Below are the records; give the number of lines in them that include the word "placeholder", and nothing more.

## Excerpts from an interface dataset
:::::
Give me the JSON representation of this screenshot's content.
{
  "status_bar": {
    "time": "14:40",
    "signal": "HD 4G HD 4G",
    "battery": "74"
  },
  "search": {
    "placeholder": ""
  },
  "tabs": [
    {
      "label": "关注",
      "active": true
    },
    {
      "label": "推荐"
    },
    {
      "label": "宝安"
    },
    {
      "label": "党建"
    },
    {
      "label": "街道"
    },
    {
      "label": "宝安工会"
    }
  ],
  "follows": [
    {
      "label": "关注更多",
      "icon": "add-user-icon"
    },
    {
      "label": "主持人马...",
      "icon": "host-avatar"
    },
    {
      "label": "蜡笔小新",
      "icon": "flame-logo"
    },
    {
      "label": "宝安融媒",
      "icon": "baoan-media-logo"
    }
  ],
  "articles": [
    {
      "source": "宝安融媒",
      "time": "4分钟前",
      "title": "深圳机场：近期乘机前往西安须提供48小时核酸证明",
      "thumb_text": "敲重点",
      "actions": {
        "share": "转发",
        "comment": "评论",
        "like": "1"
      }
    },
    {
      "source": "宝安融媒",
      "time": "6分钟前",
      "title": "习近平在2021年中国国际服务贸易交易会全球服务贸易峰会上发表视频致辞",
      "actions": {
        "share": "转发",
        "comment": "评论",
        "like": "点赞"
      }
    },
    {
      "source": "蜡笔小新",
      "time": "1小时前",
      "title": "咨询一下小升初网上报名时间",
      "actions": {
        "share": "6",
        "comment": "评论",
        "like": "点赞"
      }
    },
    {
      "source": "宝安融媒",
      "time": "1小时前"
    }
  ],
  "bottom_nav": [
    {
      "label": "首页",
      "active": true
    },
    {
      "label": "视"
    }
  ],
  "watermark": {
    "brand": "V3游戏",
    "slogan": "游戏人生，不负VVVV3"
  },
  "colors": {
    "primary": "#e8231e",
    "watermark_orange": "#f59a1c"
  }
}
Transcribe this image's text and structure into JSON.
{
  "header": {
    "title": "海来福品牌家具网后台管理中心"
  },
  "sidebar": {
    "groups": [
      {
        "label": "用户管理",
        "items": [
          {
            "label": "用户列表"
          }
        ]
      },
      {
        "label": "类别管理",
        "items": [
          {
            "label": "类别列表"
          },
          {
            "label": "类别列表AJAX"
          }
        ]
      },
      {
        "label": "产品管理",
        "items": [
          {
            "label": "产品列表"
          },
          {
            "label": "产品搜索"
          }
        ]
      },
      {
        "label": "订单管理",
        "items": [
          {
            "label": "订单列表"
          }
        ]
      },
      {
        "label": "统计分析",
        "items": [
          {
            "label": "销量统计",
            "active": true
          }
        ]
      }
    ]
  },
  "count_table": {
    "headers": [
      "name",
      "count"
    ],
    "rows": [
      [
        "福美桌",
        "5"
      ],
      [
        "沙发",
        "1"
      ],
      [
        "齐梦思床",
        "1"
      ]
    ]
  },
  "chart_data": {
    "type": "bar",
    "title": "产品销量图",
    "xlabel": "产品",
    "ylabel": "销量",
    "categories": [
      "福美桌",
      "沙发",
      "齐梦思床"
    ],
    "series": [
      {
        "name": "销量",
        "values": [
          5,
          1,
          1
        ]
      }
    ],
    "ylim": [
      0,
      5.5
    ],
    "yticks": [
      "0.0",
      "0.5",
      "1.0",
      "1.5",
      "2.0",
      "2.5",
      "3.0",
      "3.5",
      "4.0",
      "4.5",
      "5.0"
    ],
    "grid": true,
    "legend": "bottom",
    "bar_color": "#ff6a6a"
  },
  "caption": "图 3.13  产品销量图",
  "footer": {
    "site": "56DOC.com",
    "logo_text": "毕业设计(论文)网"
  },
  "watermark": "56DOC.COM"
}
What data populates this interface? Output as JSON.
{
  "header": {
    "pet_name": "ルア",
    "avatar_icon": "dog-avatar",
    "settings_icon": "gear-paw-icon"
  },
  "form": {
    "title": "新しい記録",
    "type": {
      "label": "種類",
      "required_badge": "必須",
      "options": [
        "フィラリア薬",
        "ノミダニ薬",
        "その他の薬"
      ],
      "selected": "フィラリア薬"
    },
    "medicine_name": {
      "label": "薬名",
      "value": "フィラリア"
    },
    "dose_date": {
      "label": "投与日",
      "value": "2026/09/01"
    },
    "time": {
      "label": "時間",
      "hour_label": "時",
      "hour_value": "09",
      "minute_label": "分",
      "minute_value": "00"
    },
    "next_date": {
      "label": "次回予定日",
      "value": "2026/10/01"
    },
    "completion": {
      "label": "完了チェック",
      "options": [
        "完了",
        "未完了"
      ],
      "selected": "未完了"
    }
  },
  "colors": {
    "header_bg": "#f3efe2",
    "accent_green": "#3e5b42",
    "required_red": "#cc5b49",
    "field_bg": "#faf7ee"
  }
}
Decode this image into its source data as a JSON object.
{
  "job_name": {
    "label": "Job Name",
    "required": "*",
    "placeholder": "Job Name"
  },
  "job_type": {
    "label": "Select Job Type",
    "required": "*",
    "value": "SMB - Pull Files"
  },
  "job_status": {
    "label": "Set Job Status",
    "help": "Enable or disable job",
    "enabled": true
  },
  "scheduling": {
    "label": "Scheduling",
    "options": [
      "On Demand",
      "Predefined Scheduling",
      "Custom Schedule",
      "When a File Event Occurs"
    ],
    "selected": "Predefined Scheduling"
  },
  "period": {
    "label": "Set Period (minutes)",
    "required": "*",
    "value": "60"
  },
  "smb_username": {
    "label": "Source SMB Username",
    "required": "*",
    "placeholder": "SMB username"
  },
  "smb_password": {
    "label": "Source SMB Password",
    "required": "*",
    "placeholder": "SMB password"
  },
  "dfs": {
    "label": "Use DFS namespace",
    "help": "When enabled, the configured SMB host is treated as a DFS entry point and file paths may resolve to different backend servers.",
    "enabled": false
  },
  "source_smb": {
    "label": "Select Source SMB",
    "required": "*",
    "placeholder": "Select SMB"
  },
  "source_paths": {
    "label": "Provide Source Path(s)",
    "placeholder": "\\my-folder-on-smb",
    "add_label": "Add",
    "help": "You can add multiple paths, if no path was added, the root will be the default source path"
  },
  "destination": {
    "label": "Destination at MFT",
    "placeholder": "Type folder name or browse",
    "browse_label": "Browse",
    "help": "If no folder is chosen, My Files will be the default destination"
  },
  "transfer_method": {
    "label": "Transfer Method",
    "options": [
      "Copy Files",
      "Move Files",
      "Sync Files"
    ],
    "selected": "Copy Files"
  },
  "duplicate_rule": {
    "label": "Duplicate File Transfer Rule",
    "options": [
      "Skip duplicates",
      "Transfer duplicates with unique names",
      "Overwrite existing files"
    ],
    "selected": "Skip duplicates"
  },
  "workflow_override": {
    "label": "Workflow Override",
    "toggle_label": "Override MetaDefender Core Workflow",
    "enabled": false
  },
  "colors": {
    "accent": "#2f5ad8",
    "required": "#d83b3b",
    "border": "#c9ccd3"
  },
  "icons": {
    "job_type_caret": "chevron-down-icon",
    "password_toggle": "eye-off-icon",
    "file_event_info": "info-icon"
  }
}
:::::
## Result of this task
7